## EXERCISE AIM
All of the records should be reproduced word for word, but no images may appear in the copy.

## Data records
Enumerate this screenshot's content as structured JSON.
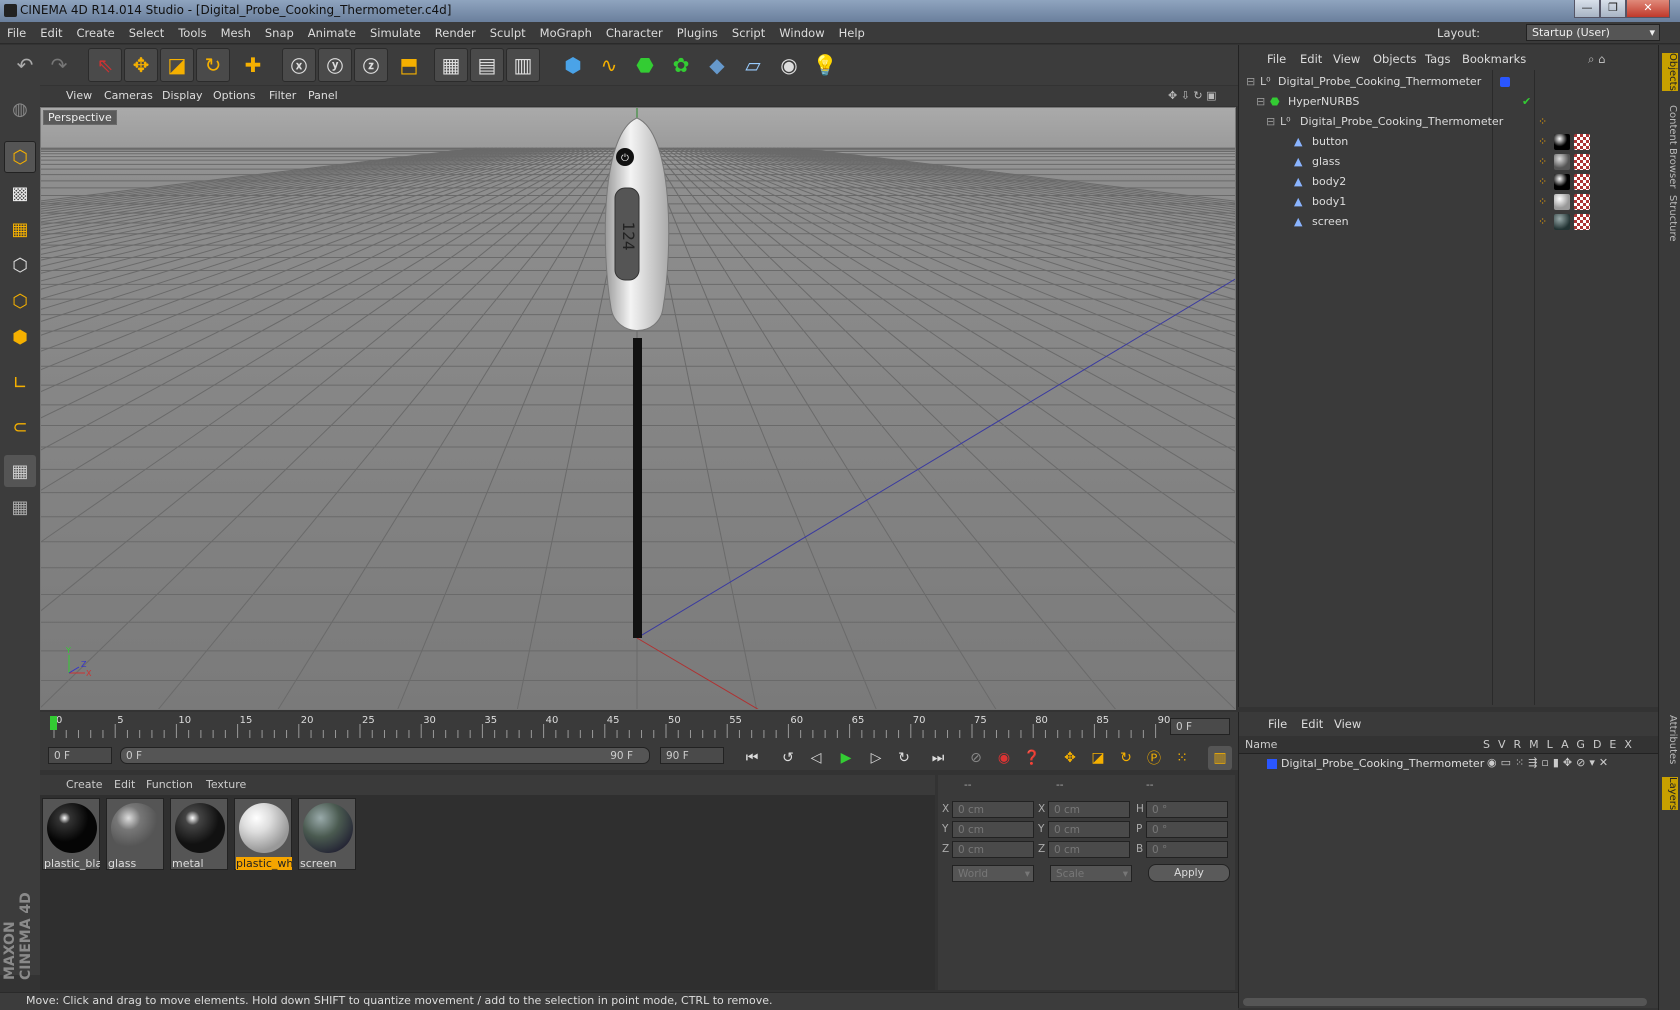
{
  "window": {
    "title": "CINEMA 4D R14.014 Studio - [Digital_Probe_Cooking_Thermometer.c4d]",
    "min": "—",
    "max": "❐",
    "close": "✕"
  },
  "menu": [
    "File",
    "Edit",
    "Create",
    "Select",
    "Tools",
    "Mesh",
    "Snap",
    "Animate",
    "Simulate",
    "Render",
    "Sculpt",
    "MoGraph",
    "Character",
    "Plugins",
    "Script",
    "Window",
    "Help"
  ],
  "layout": {
    "label": "Layout:",
    "value": "Startup (User)"
  },
  "toolbar_icons": [
    "undo-icon",
    "redo-icon",
    "live-selection-icon",
    "move-icon",
    "scale-icon",
    "rotate-icon",
    "add-icon",
    "x-axis-icon",
    "y-axis-icon",
    "z-axis-icon",
    "coordinate-system-icon",
    "render-view-icon",
    "render-picture-viewer-icon",
    "render-settings-icon",
    "cube-icon",
    "spline-pen-icon",
    "nurbs-icon",
    "array-icon",
    "deformer-icon",
    "floor-icon",
    "camera-icon",
    "light-icon"
  ],
  "viewport": {
    "menu": [
      "View",
      "Cameras",
      "Display",
      "Options",
      "Filter",
      "Panel"
    ],
    "label": "Perspective"
  },
  "timeline": {
    "ticks": [
      "0",
      "5",
      "10",
      "15",
      "20",
      "25",
      "30",
      "35",
      "40",
      "45",
      "50",
      "55",
      "60",
      "65",
      "70",
      "75",
      "80",
      "85",
      "90"
    ],
    "current": "0 F",
    "start": "0 F",
    "range_start": "0 F",
    "range_end": "90 F",
    "end": "90 F"
  },
  "materials": {
    "menu": [
      "Create",
      "Edit",
      "Function",
      "Texture"
    ],
    "items": [
      {
        "name": "plastic_bla",
        "color": "#050505"
      },
      {
        "name": "glass",
        "color": "#6a6a6a"
      },
      {
        "name": "metal",
        "color": "#111"
      },
      {
        "name": "plastic_whi",
        "color": "#cfcfcf",
        "selected": true
      },
      {
        "name": "screen",
        "color": "#4a5a50"
      }
    ]
  },
  "coords": {
    "headers": [
      "--",
      "--",
      "--"
    ],
    "rows": [
      {
        "a": "X",
        "av": "0 cm",
        "b": "X",
        "bv": "0 cm",
        "c": "H",
        "cv": "0 °"
      },
      {
        "a": "Y",
        "av": "0 cm",
        "b": "Y",
        "bv": "0 cm",
        "c": "P",
        "cv": "0 °"
      },
      {
        "a": "Z",
        "av": "0 cm",
        "b": "Z",
        "bv": "0 cm",
        "c": "B",
        "cv": "0 °"
      }
    ],
    "world": "World",
    "scale": "Scale",
    "apply": "Apply"
  },
  "objects": {
    "menu": [
      "File",
      "Edit",
      "View",
      "Objects",
      "Tags",
      "Bookmarks"
    ],
    "tree": [
      {
        "name": "Digital_Probe_Cooking_Thermometer",
        "indent": 0
      },
      {
        "name": "HyperNURBS",
        "indent": 1
      },
      {
        "name": "Digital_Probe_Cooking_Thermometer",
        "indent": 2
      },
      {
        "name": "button",
        "indent": 3
      },
      {
        "name": "glass",
        "indent": 3
      },
      {
        "name": "body2",
        "indent": 3
      },
      {
        "name": "body1",
        "indent": 3
      },
      {
        "name": "screen",
        "indent": 3
      }
    ]
  },
  "layers": {
    "menu": [
      "File",
      "Edit",
      "View"
    ],
    "name_header": "Name",
    "cols": [
      "S",
      "V",
      "R",
      "M",
      "L",
      "A",
      "G",
      "D",
      "E",
      "X"
    ],
    "row": "Digital_Probe_Cooking_Thermometer"
  },
  "right_tabs": [
    "Objects",
    "Content Browser",
    "Structure",
    "Attributes",
    "Layers"
  ],
  "status": "Move: Click and drag to move elements. Hold down SHIFT to quantize movement / add to the selection in point mode, CTRL to remove.",
  "brand": "MAXON CINEMA 4D"
}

## TASK SOLUTION
Enumerate this screenshot's content as structured JSON.
{
  "window": {
    "title": "CINEMA 4D R14.014 Studio - [Digital_Probe_Cooking_Thermometer.c4d]",
    "min": "—",
    "max": "❐",
    "close": "✕"
  },
  "menu": [
    "File",
    "Edit",
    "Create",
    "Select",
    "Tools",
    "Mesh",
    "Snap",
    "Animate",
    "Simulate",
    "Render",
    "Sculpt",
    "MoGraph",
    "Character",
    "Plugins",
    "Script",
    "Window",
    "Help"
  ],
  "layout": {
    "label": "Layout:",
    "value": "Startup (User)"
  },
  "toolbar_icons": [
    "undo-icon",
    "redo-icon",
    "live-selection-icon",
    "move-icon",
    "scale-icon",
    "rotate-icon",
    "add-icon",
    "x-axis-icon",
    "y-axis-icon",
    "z-axis-icon",
    "coordinate-system-icon",
    "render-view-icon",
    "render-picture-viewer-icon",
    "render-settings-icon",
    "cube-icon",
    "spline-pen-icon",
    "nurbs-icon",
    "array-icon",
    "deformer-icon",
    "floor-icon",
    "camera-icon",
    "light-icon"
  ],
  "viewport": {
    "menu": [
      "View",
      "Cameras",
      "Display",
      "Options",
      "Filter",
      "Panel"
    ],
    "label": "Perspective"
  },
  "timeline": {
    "ticks": [
      "0",
      "5",
      "10",
      "15",
      "20",
      "25",
      "30",
      "35",
      "40",
      "45",
      "50",
      "55",
      "60",
      "65",
      "70",
      "75",
      "80",
      "85",
      "90"
    ],
    "current": "0 F",
    "start": "0 F",
    "range_start": "0 F",
    "range_end": "90 F",
    "end": "90 F"
  },
  "materials": {
    "menu": [
      "Create",
      "Edit",
      "Function",
      "Texture"
    ],
    "items": [
      {
        "name": "plastic_bla",
        "color": "#050505"
      },
      {
        "name": "glass",
        "color": "#6a6a6a"
      },
      {
        "name": "metal",
        "color": "#111"
      },
      {
        "name": "plastic_whi",
        "color": "#cfcfcf",
        "selected": true
      },
      {
        "name": "screen",
        "color": "#4a5a50"
      }
    ]
  },
  "coords": {
    "headers": [
      "--",
      "--",
      "--"
    ],
    "rows": [
      {
        "a": "X",
        "av": "0 cm",
        "b": "X",
        "bv": "0 cm",
        "c": "H",
        "cv": "0 °"
      },
      {
        "a": "Y",
        "av": "0 cm",
        "b": "Y",
        "bv": "0 cm",
        "c": "P",
        "cv": "0 °"
      },
      {
        "a": "Z",
        "av": "0 cm",
        "b": "Z",
        "bv": "0 cm",
        "c": "B",
        "cv": "0 °"
      }
    ],
    "world": "World",
    "scale": "Scale",
    "apply": "Apply"
  },
  "objects": {
    "menu": [
      "File",
      "Edit",
      "View",
      "Objects",
      "Tags",
      "Bookmarks"
    ],
    "tree": [
      {
        "name": "Digital_Probe_Cooking_Thermometer",
        "indent": 0
      },
      {
        "name": "HyperNURBS",
        "indent": 1
      },
      {
        "name": "Digital_Probe_Cooking_Thermometer",
        "indent": 2
      },
      {
        "name": "button",
        "indent": 3
      },
      {
        "name": "glass",
        "indent": 3
      },
      {
        "name": "body2",
        "indent": 3
      },
      {
        "name": "body1",
        "indent": 3
      },
      {
        "name": "screen",
        "indent": 3
      }
    ]
  },
  "layers": {
    "menu": [
      "File",
      "Edit",
      "View"
    ],
    "name_header": "Name",
    "cols": [
      "S",
      "V",
      "R",
      "M",
      "L",
      "A",
      "G",
      "D",
      "E",
      "X"
    ],
    "row": "Digital_Probe_Cooking_Thermometer"
  },
  "right_tabs": [
    "Objects",
    "Content Browser",
    "Structure",
    "Attributes",
    "Layers"
  ],
  "status": "Move: Click and drag to move elements. Hold down SHIFT to quantize movement / add to the selection in point mode, CTRL to remove.",
  "brand": "MAXON CINEMA 4D"
}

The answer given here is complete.